Hundreds of local families got a real flavour of fruit growing at Reaseheath College’s popular apple festival over the weekend.
The fruity festival, held at the Nantwich college as part of a national celebration of the English apple, featured 115 rare varieties of apples, some dating back to Roman times and some of more recent origin.
Horticultural experts Derek Jones and Harry Delaney were on hand to identify apple varieties, answer queries on the production of apples and other fruits and offered advice on the selection, growth, pruning and propagation of fruit trees.
Many visitors arrived with fruit and foliage for identification or brought in their own apples for juicing. Tours of the College’s fruit garden were delivered by former horticulture student Philip Swift, whilst Reaseheath’s current cohort of Royal Horticulture Society (RHS) students set up and helped to man the festival. Many of the apples on show were donated by Elizabeth Gentil, widow of Tony Gentil, Reaseheath’s former Deputy Head of Horticulture or came from Reaseheath’s own fruit orchard.

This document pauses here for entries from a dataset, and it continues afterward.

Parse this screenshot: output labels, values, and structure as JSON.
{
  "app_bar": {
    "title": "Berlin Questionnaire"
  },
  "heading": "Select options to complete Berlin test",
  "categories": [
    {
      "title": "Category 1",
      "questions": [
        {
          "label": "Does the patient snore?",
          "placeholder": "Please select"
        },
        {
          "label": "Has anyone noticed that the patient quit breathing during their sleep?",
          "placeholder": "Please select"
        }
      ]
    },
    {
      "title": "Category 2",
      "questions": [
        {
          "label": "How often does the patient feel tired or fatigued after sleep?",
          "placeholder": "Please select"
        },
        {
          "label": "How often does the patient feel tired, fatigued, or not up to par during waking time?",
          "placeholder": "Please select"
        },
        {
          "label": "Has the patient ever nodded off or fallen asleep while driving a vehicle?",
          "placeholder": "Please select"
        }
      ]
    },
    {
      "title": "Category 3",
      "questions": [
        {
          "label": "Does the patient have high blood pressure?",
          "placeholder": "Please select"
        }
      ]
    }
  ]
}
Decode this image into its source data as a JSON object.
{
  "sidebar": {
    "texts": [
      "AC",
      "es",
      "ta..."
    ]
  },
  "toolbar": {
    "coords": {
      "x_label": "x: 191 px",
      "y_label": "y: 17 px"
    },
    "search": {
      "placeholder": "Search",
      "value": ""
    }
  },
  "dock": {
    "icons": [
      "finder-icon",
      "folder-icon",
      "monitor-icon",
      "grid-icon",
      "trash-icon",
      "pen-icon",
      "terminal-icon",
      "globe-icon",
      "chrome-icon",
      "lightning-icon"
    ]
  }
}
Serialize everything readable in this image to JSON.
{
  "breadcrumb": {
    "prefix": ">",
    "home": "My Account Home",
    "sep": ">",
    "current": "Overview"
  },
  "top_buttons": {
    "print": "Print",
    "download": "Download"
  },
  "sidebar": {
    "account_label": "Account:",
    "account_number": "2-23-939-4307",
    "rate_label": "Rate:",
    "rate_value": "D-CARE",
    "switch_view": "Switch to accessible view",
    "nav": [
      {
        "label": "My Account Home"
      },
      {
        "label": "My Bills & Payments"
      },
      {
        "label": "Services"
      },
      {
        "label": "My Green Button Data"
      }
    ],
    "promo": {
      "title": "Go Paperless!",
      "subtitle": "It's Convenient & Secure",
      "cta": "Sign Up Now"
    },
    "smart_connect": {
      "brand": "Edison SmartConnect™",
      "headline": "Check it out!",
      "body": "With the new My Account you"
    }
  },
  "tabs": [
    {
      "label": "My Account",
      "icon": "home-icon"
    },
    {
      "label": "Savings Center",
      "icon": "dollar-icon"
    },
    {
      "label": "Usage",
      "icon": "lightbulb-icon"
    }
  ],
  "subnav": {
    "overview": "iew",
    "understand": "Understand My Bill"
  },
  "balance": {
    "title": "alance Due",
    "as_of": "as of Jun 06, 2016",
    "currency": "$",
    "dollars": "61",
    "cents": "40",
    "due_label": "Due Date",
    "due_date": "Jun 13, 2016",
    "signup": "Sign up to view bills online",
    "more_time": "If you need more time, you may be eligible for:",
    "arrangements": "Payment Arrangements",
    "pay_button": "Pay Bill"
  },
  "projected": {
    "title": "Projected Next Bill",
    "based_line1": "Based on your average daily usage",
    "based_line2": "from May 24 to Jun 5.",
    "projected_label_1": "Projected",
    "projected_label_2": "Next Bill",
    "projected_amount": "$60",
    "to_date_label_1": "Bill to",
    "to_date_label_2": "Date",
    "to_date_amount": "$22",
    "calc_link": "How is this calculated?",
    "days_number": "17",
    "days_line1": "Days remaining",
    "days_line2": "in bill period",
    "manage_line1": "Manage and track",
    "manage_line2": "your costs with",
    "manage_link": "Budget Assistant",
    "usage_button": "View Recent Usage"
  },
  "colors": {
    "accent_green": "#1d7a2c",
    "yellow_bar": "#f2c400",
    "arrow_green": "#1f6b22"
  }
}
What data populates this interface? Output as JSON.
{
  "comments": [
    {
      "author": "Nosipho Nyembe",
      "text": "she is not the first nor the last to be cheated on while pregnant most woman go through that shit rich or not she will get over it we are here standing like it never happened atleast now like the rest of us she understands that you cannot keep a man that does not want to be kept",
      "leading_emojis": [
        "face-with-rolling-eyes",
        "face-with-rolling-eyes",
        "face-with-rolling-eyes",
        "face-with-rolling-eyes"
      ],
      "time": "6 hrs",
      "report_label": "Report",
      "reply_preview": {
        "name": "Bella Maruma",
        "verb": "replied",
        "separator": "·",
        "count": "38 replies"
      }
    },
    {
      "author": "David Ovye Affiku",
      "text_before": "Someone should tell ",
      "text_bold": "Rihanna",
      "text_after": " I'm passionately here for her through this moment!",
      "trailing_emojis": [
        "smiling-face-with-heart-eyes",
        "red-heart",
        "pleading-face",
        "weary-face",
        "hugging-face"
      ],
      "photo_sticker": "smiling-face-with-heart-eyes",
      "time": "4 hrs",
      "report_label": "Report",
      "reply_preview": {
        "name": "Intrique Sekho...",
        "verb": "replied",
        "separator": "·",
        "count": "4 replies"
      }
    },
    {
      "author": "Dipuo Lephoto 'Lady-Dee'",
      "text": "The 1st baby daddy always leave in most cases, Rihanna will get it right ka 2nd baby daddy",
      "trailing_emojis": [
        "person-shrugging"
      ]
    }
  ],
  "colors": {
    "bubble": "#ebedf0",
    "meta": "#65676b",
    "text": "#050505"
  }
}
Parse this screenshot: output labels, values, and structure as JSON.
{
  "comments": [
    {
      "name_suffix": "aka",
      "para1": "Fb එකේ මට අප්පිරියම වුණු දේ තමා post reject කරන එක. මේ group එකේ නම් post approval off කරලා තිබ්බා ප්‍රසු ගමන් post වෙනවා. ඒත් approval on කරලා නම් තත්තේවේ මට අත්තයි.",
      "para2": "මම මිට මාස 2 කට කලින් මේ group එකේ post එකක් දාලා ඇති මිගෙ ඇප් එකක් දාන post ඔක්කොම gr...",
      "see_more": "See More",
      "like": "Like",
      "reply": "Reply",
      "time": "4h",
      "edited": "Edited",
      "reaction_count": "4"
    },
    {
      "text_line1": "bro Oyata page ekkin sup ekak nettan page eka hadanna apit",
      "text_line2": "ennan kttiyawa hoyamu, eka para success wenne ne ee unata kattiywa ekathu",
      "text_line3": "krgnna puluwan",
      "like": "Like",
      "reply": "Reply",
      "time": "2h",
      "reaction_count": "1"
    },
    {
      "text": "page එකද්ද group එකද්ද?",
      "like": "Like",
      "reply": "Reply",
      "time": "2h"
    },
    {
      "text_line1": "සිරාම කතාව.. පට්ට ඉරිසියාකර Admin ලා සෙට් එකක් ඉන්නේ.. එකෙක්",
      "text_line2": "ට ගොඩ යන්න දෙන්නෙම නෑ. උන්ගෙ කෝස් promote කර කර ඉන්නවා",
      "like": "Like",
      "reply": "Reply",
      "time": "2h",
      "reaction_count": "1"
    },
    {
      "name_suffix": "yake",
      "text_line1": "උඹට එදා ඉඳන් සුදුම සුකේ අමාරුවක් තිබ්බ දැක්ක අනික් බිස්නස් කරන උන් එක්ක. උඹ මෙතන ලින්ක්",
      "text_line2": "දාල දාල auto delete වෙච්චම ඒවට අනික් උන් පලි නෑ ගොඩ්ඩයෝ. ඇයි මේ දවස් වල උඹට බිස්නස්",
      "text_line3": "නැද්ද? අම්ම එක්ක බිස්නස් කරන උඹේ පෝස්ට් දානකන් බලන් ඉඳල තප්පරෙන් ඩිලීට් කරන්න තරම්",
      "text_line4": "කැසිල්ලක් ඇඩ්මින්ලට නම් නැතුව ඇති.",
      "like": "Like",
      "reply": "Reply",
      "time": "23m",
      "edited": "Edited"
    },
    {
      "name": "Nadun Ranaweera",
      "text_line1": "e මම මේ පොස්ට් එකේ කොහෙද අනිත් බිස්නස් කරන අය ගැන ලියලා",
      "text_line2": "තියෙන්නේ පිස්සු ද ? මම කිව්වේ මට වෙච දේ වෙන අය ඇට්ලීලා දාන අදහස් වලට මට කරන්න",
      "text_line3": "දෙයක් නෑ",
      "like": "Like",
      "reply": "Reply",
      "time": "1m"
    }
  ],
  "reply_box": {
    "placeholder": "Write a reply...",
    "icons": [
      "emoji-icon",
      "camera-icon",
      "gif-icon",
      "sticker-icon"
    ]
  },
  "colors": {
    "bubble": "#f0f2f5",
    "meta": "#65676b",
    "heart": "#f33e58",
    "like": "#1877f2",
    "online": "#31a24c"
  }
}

The festival, being held at Reaseheath for the 24th consecutive year, was aimed at encouraging gardeners to preserve old varieties of apples and soft fruit by growing them in their own gardens.
Explained Harry Delaney: “The English apple is part of our national heritage and though some species have been lost forever, the festival gives us the chance to think about the huge number of varieties we have left and how we ought to preserve them.
“This event is becoming busier each year. Lots of local families are interested in identifying and learning how to care for the old fruit trees they have inherited, or want to plant new trees in their gardens.”
Reaseheath College is offering day courses in pruning and grafting over the winter months and also has fruit trees for sale now. For further details contact 01270 613211 or firstname.lastname@example.org.